## Exercise aim:
Count every line that includes the string "engineering" in the entries that follow. Nothing besides the number is needed.

## Dataset records:
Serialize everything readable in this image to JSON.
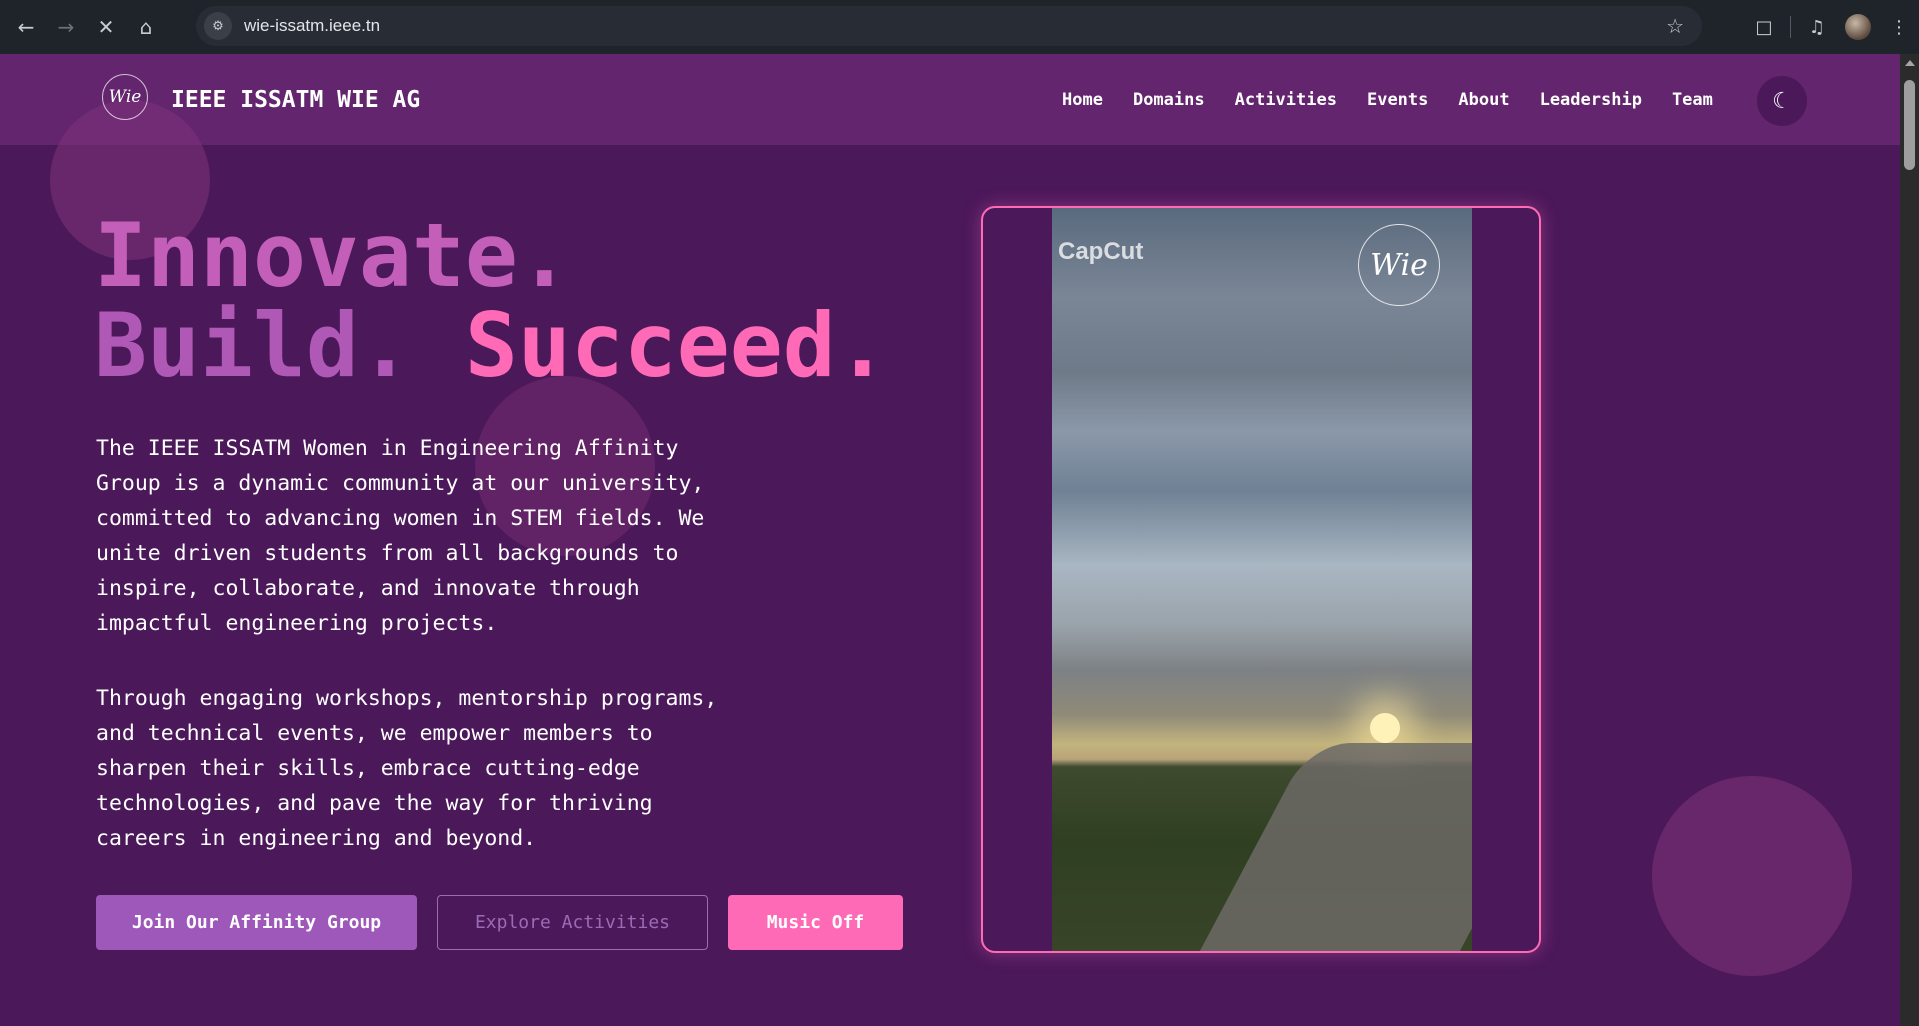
{
  "browser": {
    "url": "wie-issatm.ieee.tn",
    "back_icon": "arrow-left",
    "forward_icon": "arrow-right",
    "stop_icon": "close",
    "home_icon": "home"
  },
  "header": {
    "logo_text": "Wie",
    "brand": "IEEE ISSATM WIE AG",
    "nav": [
      "Home",
      "Domains",
      "Activities",
      "Events",
      "About",
      "Leadership",
      "Team"
    ],
    "theme_icon": "moon"
  },
  "hero": {
    "headline_line1": "Innovate.",
    "headline_line2a": "Build.",
    "headline_line2b": "Succeed.",
    "paragraph1": "The IEEE ISSATM Women in Engineering Affinity Group is a dynamic community at our university, committed to advancing women in STEM fields. We unite driven students from all backgrounds to inspire, collaborate, and innovate through impactful engineering projects.",
    "paragraph2": "Through engaging workshops, mentorship programs, and technical events, we empower members to sharpen their skills, embrace cutting-edge technologies, and pave the way for thriving careers in engineering and beyond.",
    "buttons": {
      "join": "Join Our Affinity Group",
      "explore": "Explore Activities",
      "music": "Music Off"
    }
  },
  "video": {
    "watermark": "CapCut",
    "badge_text": "Wie"
  },
  "colors": {
    "background": "#4b185a",
    "accent_pink": "#ff6ab6",
    "accent_purple": "#9d58b9"
  }
}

## Your response:
2